Entries from a dataset of interfaces
○ ○ ○ ○

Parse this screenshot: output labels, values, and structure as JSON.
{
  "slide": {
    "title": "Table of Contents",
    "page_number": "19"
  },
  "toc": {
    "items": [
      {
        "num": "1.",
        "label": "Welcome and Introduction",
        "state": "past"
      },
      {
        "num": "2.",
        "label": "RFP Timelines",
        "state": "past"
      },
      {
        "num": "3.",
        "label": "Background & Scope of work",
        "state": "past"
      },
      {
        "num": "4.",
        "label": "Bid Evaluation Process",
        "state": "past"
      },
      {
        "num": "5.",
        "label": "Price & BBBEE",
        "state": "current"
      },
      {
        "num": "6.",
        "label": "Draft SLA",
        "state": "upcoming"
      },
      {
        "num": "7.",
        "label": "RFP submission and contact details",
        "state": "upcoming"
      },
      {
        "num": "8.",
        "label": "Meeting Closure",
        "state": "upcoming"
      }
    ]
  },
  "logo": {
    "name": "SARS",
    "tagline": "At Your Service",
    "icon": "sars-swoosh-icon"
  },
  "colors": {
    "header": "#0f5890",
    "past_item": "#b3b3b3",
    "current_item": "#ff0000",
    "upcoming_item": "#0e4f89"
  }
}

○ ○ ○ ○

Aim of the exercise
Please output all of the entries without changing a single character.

Answer box
Parse this screenshot: output labels, values, and structure as JSON.
{
  "slide": {
    "title": "Table of Contents",
    "page_number": "19"
  },
  "toc": {
    "items": [
      {
        "num": "1.",
        "label": "Welcome and Introduction",
        "state": "past"
      },
      {
        "num": "2.",
        "label": "RFP Timelines",
        "state": "past"
      },
      {
        "num": "3.",
        "label": "Background & Scope of work",
        "state": "past"
      },
      {
        "num": "4.",
        "label": "Bid Evaluation Process",
        "state": "past"
      },
      {
        "num": "5.",
        "label": "Price & BBBEE",
        "state": "current"
      },
      {
        "num": "6.",
        "label": "Draft SLA",
        "state": "upcoming"
      },
      {
        "num": "7.",
        "label": "RFP submission and contact details",
        "state": "upcoming"
      },
      {
        "num": "8.",
        "label": "Meeting Closure",
        "state": "upcoming"
      }
    ]
  },
  "logo": {
    "name": "SARS",
    "tagline": "At Your Service",
    "icon": "sars-swoosh-icon"
  },
  "colors": {
    "header": "#0f5890",
    "past_item": "#b3b3b3",
    "current_item": "#ff0000",
    "upcoming_item": "#0e4f89"
  }
}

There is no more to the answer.